“The check must have got lost in the mail”. “Oh, I must have been out of office the last couple times you called”. “Are you sure we agreed on these terms?” Those are just a few of the classic red flags you will find with a late paying customer. It should be mentioned that sometimes businesses have legitimate excuses for missing communication or confusing terms of payment, but as there are general behavioural patterns you can look out for.

It should also be mentioned that late paying customers do not often want to be late on their payments – if they had their druthers, they would have more than enough money to pay you promptly. That is why the tooth-pulling tactics of other commercial collection agencies often fail to work. At Summit A*R collection agency we believe that even the trickiest clients, with the most red flags, require a diplomatic and dignified approach to collection.

In this article, we will be looking at a few of the early warning signs you can look out for that might indicate a client will be late with payments. This is by no means an exhaustive list, nor are any of these entries guarantees of a late-paying client; they are simply warning signs that you can take note and be aware of.


When first connecting with the customer or client, do they seem organized? Does their business appear to function smoothly, with clearly defined roles and efficient lines of communication? If so, that’s great (it is no guarantee of prompt payment, but it certainly is not a mark against). If, on the other hand, the client seems disorganized, this could be a red flag.

Unpredictable Payment Schedule

This one pertains to returning clients. Have their past payments been erratic, arriving on an unpredictable schedule? While you may not have had a problem yet with a client, an erratic payment schedule could indicate problems in the future. Unpredictable payments mean that the client has not automated their payments, and therefore could be liable to miss paying.
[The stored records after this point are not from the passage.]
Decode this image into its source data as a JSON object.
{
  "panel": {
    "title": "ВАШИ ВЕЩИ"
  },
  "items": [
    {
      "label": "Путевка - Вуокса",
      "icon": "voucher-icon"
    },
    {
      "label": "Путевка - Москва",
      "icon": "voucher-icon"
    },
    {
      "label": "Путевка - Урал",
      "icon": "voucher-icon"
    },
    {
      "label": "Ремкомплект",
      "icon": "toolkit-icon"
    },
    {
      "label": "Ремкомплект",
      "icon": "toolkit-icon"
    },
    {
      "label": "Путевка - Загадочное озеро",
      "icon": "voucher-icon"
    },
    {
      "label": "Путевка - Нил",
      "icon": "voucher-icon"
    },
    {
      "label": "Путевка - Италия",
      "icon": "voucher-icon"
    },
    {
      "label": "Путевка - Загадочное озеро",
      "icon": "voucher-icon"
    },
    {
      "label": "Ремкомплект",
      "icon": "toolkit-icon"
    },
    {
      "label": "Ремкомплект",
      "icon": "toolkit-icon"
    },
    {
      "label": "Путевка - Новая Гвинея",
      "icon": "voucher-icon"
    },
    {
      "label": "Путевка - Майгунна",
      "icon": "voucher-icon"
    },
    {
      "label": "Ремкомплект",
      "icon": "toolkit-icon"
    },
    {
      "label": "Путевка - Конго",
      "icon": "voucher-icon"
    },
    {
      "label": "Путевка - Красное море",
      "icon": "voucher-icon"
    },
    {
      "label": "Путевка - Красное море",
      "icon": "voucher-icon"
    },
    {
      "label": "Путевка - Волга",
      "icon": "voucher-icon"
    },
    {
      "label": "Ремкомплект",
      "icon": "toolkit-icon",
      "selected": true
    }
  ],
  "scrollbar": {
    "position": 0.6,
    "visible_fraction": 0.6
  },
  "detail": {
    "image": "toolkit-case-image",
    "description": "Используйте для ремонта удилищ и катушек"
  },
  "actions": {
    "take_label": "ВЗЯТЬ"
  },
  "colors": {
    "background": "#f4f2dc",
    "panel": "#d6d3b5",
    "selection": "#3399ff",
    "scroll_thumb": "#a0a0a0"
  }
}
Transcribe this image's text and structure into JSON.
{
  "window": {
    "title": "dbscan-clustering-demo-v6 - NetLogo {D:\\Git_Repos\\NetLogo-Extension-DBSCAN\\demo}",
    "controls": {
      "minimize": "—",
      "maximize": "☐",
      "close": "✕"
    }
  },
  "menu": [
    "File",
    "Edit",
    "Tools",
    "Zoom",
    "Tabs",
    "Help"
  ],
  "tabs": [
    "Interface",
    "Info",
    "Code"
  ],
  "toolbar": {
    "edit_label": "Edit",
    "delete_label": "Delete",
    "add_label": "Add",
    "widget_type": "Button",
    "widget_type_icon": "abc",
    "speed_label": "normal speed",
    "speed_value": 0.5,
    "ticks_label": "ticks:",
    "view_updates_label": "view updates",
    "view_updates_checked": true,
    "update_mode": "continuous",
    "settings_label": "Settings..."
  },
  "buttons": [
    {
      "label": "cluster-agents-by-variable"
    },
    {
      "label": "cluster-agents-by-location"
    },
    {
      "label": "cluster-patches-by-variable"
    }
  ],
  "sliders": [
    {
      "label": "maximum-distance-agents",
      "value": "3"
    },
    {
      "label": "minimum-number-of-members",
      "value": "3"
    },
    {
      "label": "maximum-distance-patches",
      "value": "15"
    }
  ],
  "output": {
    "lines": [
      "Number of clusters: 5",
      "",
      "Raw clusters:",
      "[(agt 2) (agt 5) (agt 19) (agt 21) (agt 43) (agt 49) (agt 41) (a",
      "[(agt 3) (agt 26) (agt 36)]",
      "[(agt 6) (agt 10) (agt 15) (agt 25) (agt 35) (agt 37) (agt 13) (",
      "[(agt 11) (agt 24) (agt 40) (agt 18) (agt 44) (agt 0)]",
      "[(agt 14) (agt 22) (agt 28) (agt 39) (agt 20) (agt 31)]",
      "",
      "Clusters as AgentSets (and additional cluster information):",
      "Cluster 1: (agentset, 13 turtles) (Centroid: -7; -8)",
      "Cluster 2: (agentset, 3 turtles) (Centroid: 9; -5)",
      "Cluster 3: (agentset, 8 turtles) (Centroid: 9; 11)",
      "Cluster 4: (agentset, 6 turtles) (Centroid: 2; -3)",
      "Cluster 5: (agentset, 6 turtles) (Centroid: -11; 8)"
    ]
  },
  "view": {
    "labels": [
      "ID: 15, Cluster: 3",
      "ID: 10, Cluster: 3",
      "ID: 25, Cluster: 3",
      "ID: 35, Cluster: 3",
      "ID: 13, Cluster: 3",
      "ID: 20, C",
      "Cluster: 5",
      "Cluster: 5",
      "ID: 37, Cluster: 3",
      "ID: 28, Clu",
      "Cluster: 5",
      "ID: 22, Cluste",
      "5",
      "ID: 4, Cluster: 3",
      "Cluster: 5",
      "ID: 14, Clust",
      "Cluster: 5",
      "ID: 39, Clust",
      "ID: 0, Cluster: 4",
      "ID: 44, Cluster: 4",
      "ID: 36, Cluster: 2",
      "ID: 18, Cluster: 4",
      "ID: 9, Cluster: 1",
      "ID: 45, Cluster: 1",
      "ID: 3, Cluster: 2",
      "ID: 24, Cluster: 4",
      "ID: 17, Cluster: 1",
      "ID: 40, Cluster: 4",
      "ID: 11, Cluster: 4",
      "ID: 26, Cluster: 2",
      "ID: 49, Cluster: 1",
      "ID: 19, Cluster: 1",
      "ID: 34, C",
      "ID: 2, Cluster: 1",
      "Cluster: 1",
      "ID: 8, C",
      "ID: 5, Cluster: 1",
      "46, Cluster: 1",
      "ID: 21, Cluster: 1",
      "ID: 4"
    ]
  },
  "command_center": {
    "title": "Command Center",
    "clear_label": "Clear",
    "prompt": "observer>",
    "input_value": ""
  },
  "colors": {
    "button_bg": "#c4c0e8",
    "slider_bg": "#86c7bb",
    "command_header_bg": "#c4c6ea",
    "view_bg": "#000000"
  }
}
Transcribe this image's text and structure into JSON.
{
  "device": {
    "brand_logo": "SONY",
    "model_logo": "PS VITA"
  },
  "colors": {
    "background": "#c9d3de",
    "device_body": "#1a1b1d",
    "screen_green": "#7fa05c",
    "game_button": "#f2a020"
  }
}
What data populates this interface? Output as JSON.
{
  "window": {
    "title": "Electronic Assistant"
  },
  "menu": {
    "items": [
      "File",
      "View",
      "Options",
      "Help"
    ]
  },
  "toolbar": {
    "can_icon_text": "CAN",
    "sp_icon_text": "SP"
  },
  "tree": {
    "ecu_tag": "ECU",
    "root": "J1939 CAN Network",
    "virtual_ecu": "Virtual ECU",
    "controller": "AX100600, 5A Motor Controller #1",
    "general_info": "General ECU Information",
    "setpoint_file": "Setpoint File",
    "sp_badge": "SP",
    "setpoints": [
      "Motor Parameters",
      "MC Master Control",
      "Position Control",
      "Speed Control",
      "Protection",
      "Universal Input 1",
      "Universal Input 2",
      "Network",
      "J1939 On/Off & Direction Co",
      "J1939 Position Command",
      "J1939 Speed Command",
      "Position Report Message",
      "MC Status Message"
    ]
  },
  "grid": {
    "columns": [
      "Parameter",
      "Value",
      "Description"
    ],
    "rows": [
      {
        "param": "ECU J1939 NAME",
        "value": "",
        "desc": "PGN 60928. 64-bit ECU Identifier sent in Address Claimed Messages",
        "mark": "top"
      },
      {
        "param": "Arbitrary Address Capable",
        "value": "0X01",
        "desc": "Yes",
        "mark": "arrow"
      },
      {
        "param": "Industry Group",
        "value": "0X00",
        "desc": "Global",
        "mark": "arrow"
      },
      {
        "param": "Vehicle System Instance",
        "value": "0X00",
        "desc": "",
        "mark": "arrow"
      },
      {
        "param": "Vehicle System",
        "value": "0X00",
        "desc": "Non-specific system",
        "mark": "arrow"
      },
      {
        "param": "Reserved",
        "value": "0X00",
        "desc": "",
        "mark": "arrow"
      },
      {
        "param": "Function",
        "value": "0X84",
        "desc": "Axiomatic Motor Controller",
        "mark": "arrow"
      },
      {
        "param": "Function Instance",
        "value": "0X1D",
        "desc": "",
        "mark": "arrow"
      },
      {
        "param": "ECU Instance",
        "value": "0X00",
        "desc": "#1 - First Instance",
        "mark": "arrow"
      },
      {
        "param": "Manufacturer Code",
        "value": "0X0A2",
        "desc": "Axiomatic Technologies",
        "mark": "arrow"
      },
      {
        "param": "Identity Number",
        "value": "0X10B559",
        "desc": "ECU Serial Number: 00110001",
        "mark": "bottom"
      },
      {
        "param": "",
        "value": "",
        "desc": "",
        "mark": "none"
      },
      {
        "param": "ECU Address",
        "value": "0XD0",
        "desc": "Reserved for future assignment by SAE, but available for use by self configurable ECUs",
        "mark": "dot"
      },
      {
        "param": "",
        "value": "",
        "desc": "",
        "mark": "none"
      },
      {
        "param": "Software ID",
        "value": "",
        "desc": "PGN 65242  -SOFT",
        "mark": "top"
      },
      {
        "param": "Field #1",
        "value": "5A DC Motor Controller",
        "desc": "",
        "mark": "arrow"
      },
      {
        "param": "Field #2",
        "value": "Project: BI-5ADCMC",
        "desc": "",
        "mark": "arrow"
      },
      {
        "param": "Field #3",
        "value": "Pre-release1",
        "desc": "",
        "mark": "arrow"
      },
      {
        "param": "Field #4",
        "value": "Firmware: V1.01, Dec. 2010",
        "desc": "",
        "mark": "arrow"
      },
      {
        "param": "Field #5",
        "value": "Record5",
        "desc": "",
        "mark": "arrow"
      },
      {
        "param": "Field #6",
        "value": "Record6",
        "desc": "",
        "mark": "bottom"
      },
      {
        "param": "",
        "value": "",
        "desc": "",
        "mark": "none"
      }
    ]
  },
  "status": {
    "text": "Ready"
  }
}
Poor Track Record Previously

Most industries involve a lot of inter-organizational chatter, and therefore the word of a client’s reputation for missed payments will probably get around. Keep your ear to the ground. If you hear that a client has missed payments in the past with other businesses, it doesn’t necessarily preclude you from taking their business; but it is certainly a good thing to know in advance.

Dipping Market Share

Is your client’s market share shrinking? Is their reputation in their industry worsening? With smaller companies, it can be tough to tell, but not impossible. Look around for news articles, social media chatter, and word-of-mouth from trustworthy industry members. If your client, who is ordering goods or services from you, is struggling, then you have a right to know about it.

Hesitation to Set Terms

“We don’t have to set anything in stone just yet”. Yes, you do. Be as clear, upfront and detailed as possible when laying out the terms of what you are offering and what they are paying. A client reticent to accept clear terms is more likely to take advantage of the vagueness when it comes time to pay.

This is the same advice we offer medical practices: if you want to help your healthcare practice collect quickly, be clear and detailed about costs and terms upfront.

Attempting to Change the Terms

If your client attempts to change the terms after they have been agreed upon, especially once the goods or service is in the process of being delivered, that is a big red flag. Among other things, it might mean that the client has realized they are unable to pay and are attempting to quietly double back. Any attempt to change the terms or cost warrants a conversation with the client about whether they are still able to pay.

Longer Response Times

When they were hiring you, they were quick to respond to calls and emails. However, now that the goods or services have been delivered, they are suspiciously slow in their ability to respond. They are often “out of the office”. Or they make excuses in their emails for the delayed response. While it isn’t a sure-fire indicator of a late-paying customer, lagging response times should be greeted with a healthy skepticism.

And, of course, if there is ever any doubt about a client’s ability to pay promptly, you should call a commercial collection agency like Summit A*R. Our diplomatic collectors can act as first-party collection, preserving the relationship between you and your client while ensuring you get paid what you are owed.

No AP Department

This one we put at the very end because it is never a certain sign of a problematic client. In fact, many small companies and startups don’t have an accounts payable department, and it doesn’t automatically mean that they will be less likely to pay. Often in these types of companies, a single person might wear multiple hats, so the company will not have a set department for accounts payable. However – and take this how you will – the lack of AP department can be a red flag, indicating that there is no professional process in place for making payments.

What to Do If You Suspect A Client Won’t Pay

If you suspect a client will not pay, or that they will be late in their payment, your best course of action is to come talk to us. The longer you sit on your suspicions, the harder it will be to recover payment from the late client. Nipping collection in the bud early is key to getting back the full amount owed.

Our value proposition here at Summit A*R is that our recovery rate is double the industry standard and we achieve those results without using any intimidating or threatening tactics. No robocalls, threats or aggression. We approach your debtors diplomatically, taking care not to damage your relationship with them. If you see one or more of these red flags with a client, please contact us.